→ **Goal of the exercise**: Filter the lines below, keeping each one that holds "icon".

[App and web page records]
□ □ □ □ □

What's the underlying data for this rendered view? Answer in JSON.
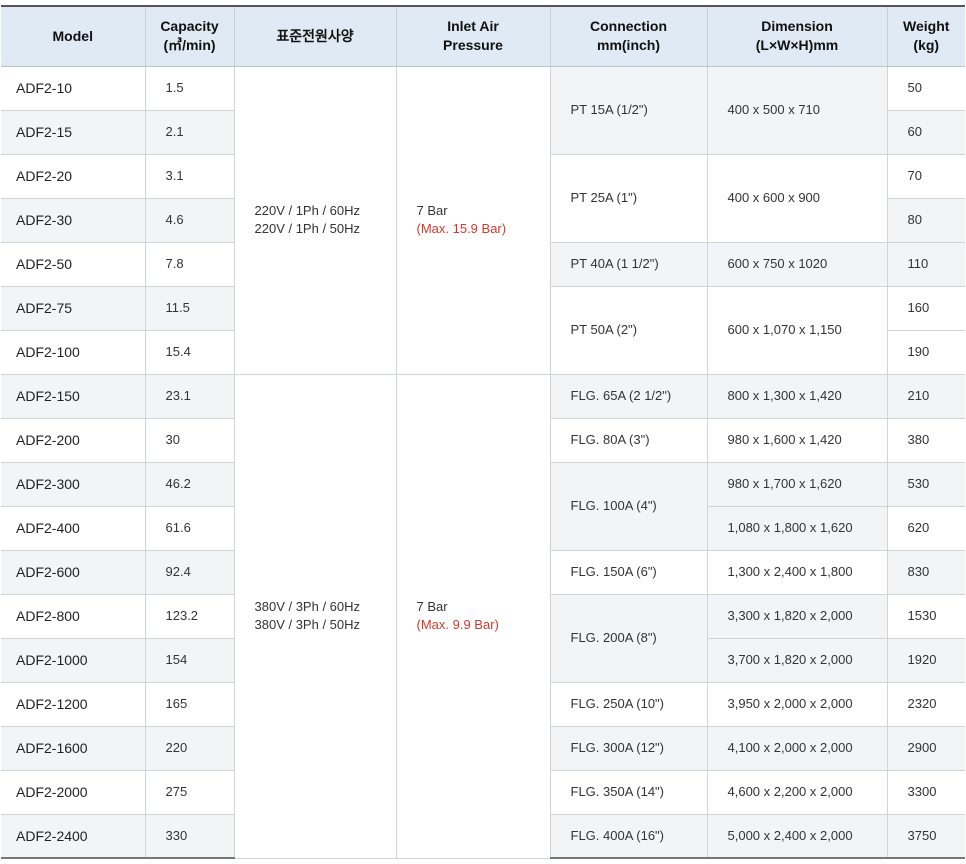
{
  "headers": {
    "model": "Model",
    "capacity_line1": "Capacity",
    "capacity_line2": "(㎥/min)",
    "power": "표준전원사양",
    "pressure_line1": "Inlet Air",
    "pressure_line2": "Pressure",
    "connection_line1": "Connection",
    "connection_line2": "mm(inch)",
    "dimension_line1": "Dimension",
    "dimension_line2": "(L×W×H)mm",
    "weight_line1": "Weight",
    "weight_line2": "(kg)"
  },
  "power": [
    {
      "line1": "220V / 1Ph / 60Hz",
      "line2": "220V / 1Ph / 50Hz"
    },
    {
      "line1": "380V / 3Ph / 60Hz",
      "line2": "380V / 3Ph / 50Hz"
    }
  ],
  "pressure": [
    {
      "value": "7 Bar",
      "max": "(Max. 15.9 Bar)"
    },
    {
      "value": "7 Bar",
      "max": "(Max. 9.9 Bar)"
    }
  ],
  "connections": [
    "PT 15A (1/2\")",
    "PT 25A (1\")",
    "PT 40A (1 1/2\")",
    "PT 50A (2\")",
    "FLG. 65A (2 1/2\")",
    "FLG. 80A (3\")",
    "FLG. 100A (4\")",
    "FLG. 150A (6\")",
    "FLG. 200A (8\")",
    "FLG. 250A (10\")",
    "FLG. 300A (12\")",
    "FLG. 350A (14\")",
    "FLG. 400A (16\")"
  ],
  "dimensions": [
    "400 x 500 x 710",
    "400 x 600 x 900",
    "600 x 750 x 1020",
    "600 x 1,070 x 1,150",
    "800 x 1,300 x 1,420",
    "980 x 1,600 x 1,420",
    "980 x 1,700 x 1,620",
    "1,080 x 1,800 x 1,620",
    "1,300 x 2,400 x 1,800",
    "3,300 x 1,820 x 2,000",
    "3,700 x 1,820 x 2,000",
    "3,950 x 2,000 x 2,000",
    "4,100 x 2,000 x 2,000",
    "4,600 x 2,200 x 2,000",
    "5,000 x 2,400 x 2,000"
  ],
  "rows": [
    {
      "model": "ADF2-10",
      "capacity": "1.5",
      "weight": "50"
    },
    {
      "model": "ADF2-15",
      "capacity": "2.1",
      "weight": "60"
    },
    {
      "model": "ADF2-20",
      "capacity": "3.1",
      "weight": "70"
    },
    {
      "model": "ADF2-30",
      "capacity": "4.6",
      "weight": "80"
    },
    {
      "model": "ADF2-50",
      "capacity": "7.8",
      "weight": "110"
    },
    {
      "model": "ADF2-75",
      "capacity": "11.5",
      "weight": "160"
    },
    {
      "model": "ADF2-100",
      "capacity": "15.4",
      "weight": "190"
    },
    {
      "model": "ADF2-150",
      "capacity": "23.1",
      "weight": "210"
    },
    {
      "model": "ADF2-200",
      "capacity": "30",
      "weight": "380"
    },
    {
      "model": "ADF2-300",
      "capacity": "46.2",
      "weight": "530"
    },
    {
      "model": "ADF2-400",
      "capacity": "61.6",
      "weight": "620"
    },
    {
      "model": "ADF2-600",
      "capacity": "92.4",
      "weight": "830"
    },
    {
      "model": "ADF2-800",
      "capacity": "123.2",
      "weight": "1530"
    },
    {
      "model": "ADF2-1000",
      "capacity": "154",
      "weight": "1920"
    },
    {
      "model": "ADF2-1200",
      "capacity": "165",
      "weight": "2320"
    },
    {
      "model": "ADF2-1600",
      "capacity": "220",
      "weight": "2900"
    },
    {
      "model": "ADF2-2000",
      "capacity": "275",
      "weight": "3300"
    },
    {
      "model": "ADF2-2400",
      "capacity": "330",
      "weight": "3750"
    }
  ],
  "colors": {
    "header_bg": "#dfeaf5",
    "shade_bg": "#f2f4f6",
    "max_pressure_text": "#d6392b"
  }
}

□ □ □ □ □

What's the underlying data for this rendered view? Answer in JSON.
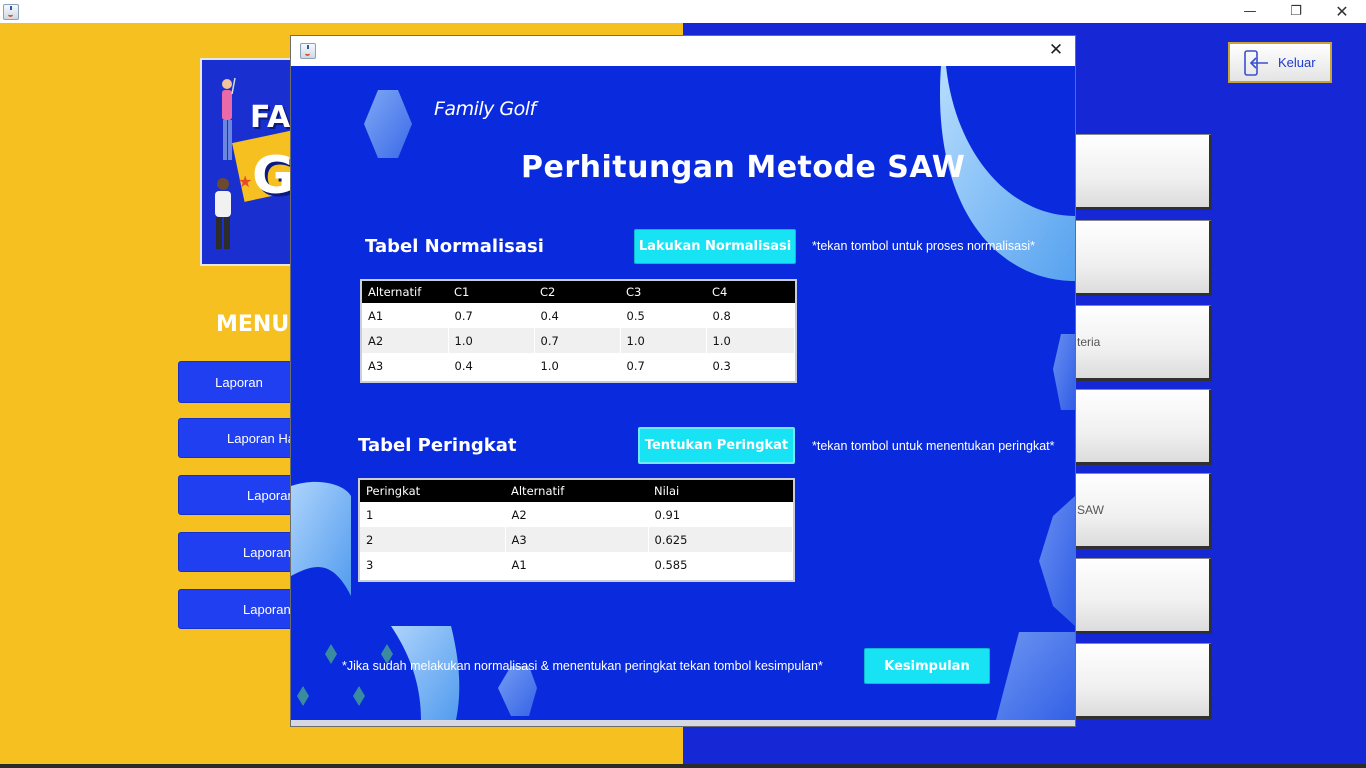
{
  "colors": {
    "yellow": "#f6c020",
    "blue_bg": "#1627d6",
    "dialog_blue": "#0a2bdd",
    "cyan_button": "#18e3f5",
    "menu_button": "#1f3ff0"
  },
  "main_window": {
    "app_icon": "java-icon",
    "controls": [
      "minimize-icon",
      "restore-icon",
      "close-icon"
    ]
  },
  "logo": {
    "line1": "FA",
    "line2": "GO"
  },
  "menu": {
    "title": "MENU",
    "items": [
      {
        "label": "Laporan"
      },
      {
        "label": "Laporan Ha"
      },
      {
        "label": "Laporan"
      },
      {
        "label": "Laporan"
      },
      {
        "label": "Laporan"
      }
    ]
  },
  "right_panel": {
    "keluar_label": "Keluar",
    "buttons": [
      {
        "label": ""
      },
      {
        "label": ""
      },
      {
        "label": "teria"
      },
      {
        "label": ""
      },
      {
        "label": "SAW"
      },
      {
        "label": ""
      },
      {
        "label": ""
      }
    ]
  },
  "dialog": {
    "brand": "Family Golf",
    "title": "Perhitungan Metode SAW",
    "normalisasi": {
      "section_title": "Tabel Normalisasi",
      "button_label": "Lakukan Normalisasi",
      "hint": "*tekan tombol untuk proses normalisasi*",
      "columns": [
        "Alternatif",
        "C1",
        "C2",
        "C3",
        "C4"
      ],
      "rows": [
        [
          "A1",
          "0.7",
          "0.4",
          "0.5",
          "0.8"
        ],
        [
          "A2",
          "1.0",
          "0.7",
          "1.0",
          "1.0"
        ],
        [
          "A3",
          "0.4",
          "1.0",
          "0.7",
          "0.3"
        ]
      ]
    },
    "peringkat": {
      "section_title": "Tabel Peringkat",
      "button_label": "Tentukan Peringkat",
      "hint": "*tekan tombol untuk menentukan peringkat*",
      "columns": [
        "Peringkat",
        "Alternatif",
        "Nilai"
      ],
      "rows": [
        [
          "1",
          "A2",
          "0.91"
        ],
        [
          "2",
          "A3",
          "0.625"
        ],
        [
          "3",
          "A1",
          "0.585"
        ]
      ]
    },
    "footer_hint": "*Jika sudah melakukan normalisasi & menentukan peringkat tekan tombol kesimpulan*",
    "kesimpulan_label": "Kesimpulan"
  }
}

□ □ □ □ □

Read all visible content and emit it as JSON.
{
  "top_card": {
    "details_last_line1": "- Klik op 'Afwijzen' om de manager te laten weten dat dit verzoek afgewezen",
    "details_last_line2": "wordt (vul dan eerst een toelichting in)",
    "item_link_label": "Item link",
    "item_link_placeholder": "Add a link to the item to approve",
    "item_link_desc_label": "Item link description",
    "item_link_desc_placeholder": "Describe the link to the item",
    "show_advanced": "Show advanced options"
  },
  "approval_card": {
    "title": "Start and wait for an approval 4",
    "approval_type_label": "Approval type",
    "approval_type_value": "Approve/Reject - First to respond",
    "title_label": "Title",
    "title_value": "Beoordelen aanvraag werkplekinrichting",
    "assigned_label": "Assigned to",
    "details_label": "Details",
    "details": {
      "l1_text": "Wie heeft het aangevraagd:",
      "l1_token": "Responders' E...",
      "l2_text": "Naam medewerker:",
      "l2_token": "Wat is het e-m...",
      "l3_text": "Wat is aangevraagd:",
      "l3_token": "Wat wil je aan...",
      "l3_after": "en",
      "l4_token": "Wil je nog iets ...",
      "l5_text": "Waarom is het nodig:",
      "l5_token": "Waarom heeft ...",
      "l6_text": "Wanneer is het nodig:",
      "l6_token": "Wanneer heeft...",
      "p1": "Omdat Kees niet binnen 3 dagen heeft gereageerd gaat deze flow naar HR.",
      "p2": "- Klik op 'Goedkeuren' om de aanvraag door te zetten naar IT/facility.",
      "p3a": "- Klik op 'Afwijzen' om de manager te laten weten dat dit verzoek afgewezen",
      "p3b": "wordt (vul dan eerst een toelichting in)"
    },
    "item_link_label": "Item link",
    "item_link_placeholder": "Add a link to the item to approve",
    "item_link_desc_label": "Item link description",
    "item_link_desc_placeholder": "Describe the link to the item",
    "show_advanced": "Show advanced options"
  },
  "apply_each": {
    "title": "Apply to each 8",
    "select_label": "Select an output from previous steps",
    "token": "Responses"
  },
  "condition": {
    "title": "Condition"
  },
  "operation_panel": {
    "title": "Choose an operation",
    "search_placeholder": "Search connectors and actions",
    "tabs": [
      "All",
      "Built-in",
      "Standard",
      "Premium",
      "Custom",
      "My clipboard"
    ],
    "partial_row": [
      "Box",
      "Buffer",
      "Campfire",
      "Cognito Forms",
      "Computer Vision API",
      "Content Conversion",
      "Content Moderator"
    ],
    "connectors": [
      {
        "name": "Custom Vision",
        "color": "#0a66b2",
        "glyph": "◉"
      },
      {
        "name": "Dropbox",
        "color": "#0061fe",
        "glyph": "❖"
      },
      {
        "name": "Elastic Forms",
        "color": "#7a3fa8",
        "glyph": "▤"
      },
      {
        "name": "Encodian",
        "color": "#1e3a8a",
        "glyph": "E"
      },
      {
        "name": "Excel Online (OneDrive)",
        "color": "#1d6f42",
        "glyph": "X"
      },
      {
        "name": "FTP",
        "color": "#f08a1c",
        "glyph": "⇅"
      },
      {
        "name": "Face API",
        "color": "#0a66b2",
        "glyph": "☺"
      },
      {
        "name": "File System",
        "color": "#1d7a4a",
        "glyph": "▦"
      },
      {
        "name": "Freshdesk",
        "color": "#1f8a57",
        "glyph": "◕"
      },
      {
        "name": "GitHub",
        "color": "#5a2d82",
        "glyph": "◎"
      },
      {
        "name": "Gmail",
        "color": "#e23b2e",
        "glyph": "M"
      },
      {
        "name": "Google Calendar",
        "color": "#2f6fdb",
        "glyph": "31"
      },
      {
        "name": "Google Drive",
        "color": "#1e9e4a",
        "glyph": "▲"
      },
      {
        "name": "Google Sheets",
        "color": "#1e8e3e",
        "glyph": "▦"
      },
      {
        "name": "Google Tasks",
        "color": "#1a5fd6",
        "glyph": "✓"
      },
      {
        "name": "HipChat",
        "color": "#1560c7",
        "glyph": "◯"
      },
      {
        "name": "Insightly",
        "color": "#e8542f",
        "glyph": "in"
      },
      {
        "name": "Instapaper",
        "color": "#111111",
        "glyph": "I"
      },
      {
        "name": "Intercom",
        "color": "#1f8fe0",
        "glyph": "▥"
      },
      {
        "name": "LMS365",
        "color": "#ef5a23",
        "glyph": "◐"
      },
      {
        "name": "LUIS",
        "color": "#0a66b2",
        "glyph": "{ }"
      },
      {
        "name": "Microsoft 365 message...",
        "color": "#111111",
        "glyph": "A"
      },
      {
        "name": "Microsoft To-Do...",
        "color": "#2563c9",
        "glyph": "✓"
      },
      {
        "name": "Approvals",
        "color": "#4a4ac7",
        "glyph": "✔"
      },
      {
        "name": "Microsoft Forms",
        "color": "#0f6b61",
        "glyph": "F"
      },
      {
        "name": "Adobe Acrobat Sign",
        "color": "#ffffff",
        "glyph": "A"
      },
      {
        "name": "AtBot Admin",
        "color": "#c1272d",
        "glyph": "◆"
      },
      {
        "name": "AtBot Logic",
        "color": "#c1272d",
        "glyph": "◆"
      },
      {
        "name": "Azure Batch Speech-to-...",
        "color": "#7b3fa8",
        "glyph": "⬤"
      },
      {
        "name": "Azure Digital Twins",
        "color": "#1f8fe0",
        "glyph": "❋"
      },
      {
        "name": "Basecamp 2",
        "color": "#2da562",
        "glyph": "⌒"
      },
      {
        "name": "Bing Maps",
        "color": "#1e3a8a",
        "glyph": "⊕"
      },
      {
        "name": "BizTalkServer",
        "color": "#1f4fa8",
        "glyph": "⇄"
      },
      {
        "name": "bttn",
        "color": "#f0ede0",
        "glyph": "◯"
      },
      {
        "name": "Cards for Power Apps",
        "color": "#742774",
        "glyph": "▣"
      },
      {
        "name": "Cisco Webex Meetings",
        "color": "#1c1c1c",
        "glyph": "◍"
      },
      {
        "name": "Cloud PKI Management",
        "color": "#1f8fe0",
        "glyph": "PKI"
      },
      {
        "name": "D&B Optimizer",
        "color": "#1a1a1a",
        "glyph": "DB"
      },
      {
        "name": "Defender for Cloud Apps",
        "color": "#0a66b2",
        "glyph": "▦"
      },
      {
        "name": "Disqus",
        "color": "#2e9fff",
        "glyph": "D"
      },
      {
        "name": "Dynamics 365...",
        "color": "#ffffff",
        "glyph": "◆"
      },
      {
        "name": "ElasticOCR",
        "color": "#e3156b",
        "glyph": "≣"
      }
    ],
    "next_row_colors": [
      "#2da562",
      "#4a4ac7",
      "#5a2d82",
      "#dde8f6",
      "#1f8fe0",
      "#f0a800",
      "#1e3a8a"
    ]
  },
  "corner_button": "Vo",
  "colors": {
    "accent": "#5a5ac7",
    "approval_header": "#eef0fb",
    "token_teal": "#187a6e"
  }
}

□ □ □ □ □

→ **Task answer**:
    "app_icon": "java-icon",
      "minimize-icon",
      "restore-icon",
      "close-icon"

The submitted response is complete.